Life-cycle focused design is simultaneously responsive to customer needs and to life-cycle outcomes. It considers operational outcomes expressed as producibility, reliability, maintainability, supportability, and disposability; as well as the traditional requirements of performance, effectiveness, and affordability.
The initial phases of design are where the implementation of the principles of life-cycle engineering are most critical. Experience has indicated that there is a large commitment in terms of technology applications, the obligation of resources, and potential life-cycle cost at this point in project design and development. As much as 75% of the project life-cycle cost may be “locked in” at this early stage. Further, the costs of major changes escalate exponentially during later phases of the project life.
Whole life design of building projects is an engineering approach just beginning to mature. An intrinsic part of this process is the operation/maintenance/repair portion of the cycle. Often in the past it has been overlooked until long after the design phase of a project is completed.
A consultant experienced in these life-cycle issues can be an invaluable member of an effective design team focused on minimum whole-life facility cost and maximum system effectiveness.
Market Equity and Purchasing Policy Initiatives
Industry: Complex organizational behavior, compartmentalization, and confusing administrative requirements are common characteristics of government, institutional and large corporate accounts. Specialized knowledge and experience is necessary for any firm to deal effectively with these types of customers.
Large corporations usually have specialists working exclusively in this area of marketing and management.

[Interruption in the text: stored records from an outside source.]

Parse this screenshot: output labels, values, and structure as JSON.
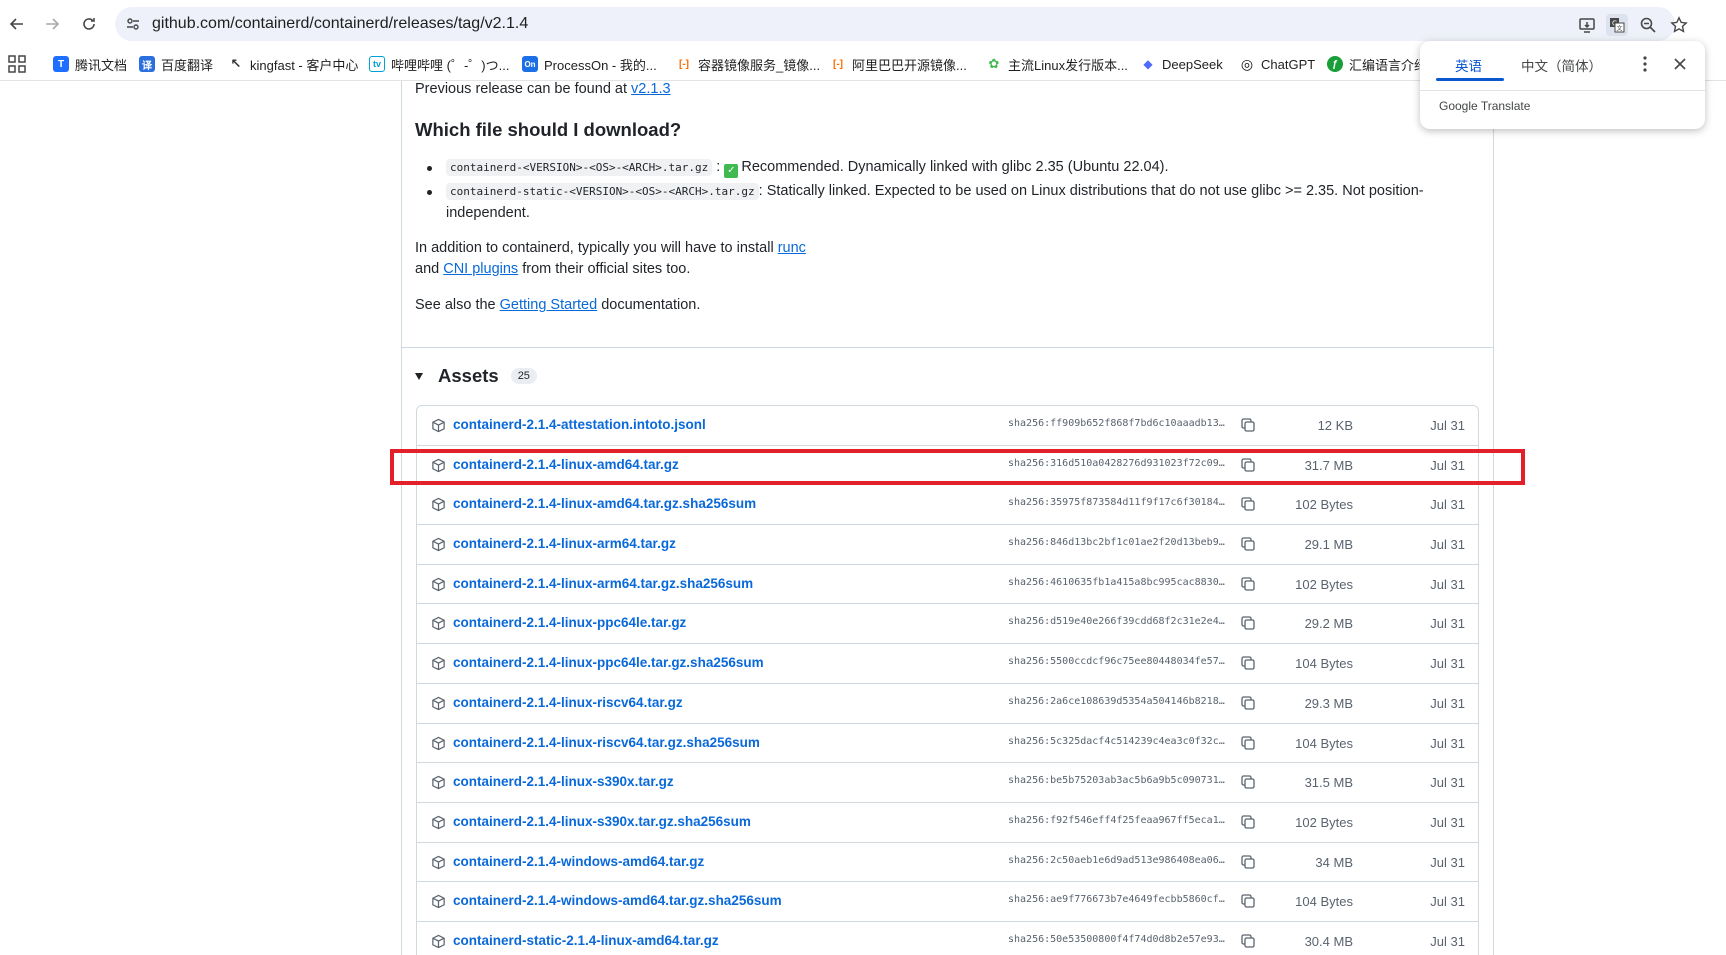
{
  "browser": {
    "url": "github.com/containerd/containerd/releases/tag/v2.1.4",
    "bookmarks": [
      {
        "label": "腾讯文档",
        "color": "#1e6fff",
        "glyph": "T"
      },
      {
        "label": "百度翻译",
        "color": "#2b6fde",
        "glyph": "译"
      },
      {
        "label": "kingfast - 客户中心",
        "color": "#333333",
        "glyph": "↖"
      },
      {
        "label": "哔哩哔哩 (゜-゜)つ...",
        "color": "#00a1d6",
        "glyph": "b"
      },
      {
        "label": "ProcessOn - 我的...",
        "color": "#1d6fe8",
        "glyph": "On"
      },
      {
        "label": "容器镜像服务_镜像...",
        "color": "#ff6a00",
        "glyph": "[-]"
      },
      {
        "label": "阿里巴巴开源镜像...",
        "color": "#ff6a00",
        "glyph": "[-]"
      },
      {
        "label": "主流Linux发行版本...",
        "color": "#3fb950",
        "glyph": "✿"
      },
      {
        "label": "DeepSeek",
        "color": "#4d6bfe",
        "glyph": "🐋"
      },
      {
        "label": "ChatGPT",
        "color": "#111111",
        "glyph": "◎"
      },
      {
        "label": "汇编语言介绍",
        "color": "#1a9e3a",
        "glyph": "ƒ"
      }
    ]
  },
  "translate_popup": {
    "source_lang": "英语",
    "target_lang": "中文（简体）",
    "brand": "Google Translate"
  },
  "release": {
    "previous_text": "Previous release can be found at",
    "previous_link": "v2.1.3",
    "which_heading": "Which file should I download?",
    "bullet1_code": "containerd-<VERSION>-<OS>-<ARCH>.tar.gz",
    "bullet1_text": "Recommended. Dynamically linked with glibc 2.35 (Ubuntu 22.04).",
    "bullet2_code": "containerd-static-<VERSION>-<OS>-<ARCH>.tar.gz",
    "bullet2_text_a": ": Statically linked. Expected to be used on Linux distributions that do not use glibc >= 2.35. Not position-",
    "bullet2_text_b": "independent.",
    "runc_text": "In addition to containerd, typically you will have to install",
    "runc_link": "runc",
    "cni_pre": "and",
    "cni_link": "CNI plugins",
    "cni_post": "from their official sites too.",
    "see_pre": "See also the",
    "see_link": "Getting Started",
    "see_post": "documentation."
  },
  "assets": {
    "title": "Assets",
    "count": "25",
    "rows": [
      {
        "name": "containerd-2.1.4-attestation.intoto.jsonl",
        "sha": "sha256:ff909b652f868f7bd6c10aaadb13a...",
        "size": "12 KB",
        "date": "Jul 31"
      },
      {
        "name": "containerd-2.1.4-linux-amd64.tar.gz",
        "sha": "sha256:316d510a0428276d931023f72c09f...",
        "size": "31.7 MB",
        "date": "Jul 31"
      },
      {
        "name": "containerd-2.1.4-linux-amd64.tar.gz.sha256sum",
        "sha": "sha256:35975f873584d11f9f17c6f30184a...",
        "size": "102 Bytes",
        "date": "Jul 31"
      },
      {
        "name": "containerd-2.1.4-linux-arm64.tar.gz",
        "sha": "sha256:846d13bc2bf1c01ae2f20d13beb9b...",
        "size": "29.1 MB",
        "date": "Jul 31"
      },
      {
        "name": "containerd-2.1.4-linux-arm64.tar.gz.sha256sum",
        "sha": "sha256:4610635fb1a415a8bc995cac88305...",
        "size": "102 Bytes",
        "date": "Jul 31"
      },
      {
        "name": "containerd-2.1.4-linux-ppc64le.tar.gz",
        "sha": "sha256:d519e40e266f39cdd68f2c31e2e4e...",
        "size": "29.2 MB",
        "date": "Jul 31"
      },
      {
        "name": "containerd-2.1.4-linux-ppc64le.tar.gz.sha256sum",
        "sha": "sha256:5500ccdcf96c75ee80448034fe573...",
        "size": "104 Bytes",
        "date": "Jul 31"
      },
      {
        "name": "containerd-2.1.4-linux-riscv64.tar.gz",
        "sha": "sha256:2a6ce108639d5354a504146b82181...",
        "size": "29.3 MB",
        "date": "Jul 31"
      },
      {
        "name": "containerd-2.1.4-linux-riscv64.tar.gz.sha256sum",
        "sha": "sha256:5c325dacf4c514239c4ea3c0f32c8...",
        "size": "104 Bytes",
        "date": "Jul 31"
      },
      {
        "name": "containerd-2.1.4-linux-s390x.tar.gz",
        "sha": "sha256:be5b75203ab3ac5b6a9b5c0907315...",
        "size": "31.5 MB",
        "date": "Jul 31"
      },
      {
        "name": "containerd-2.1.4-linux-s390x.tar.gz.sha256sum",
        "sha": "sha256:f92f546eff4f25feaa967ff5eca1c...",
        "size": "102 Bytes",
        "date": "Jul 31"
      },
      {
        "name": "containerd-2.1.4-windows-amd64.tar.gz",
        "sha": "sha256:2c50aeb1e6d9ad513e986408ea066...",
        "size": "34 MB",
        "date": "Jul 31"
      },
      {
        "name": "containerd-2.1.4-windows-amd64.tar.gz.sha256sum",
        "sha": "sha256:ae9f776673b7e4649fecbb5860cfa...",
        "size": "104 Bytes",
        "date": "Jul 31"
      },
      {
        "name": "containerd-static-2.1.4-linux-amd64.tar.gz",
        "sha": "sha256:50e53500800f4f74d0d8b2e57e939...",
        "size": "30.4 MB",
        "date": "Jul 31"
      }
    ]
  },
  "colors": {
    "link": "#0969da",
    "highlight": "#e3202a",
    "muted": "#59636e"
  }
}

Smaller firms can benefit significantly from the use of an experienced consultant, since they rarely have permanent staff in this area. Such a relationship can provide strategic economic advantage to these firms during their growth phase and help develop an equitable “playing field’ for the awarding of contracts from complex accounts.
Customer: In this era of financial belt-tightening, it is strategically important for all government and institutional agencies to build as much equity as possible into every purchase made on behalf of their stakeholders. Yet often large organizations do not take advantage of opportunities presented by younger, smaller firms until long after the benefits become abundantly clear.
Complex technology and maintenance services procurement are areas where a relative small initial investment can have a major effect on a building’s life cycle cost. Expert knowledge is required when considering technical capabilities and purchasing strategy alternatives to maximize customer benefit from the installation of these systems.
Many of these hurdles could be reduced, or eliminated, by an experienced consultant working on behalf of the customers as they seek innovation to make their purchasing policies and technical specifications more effective.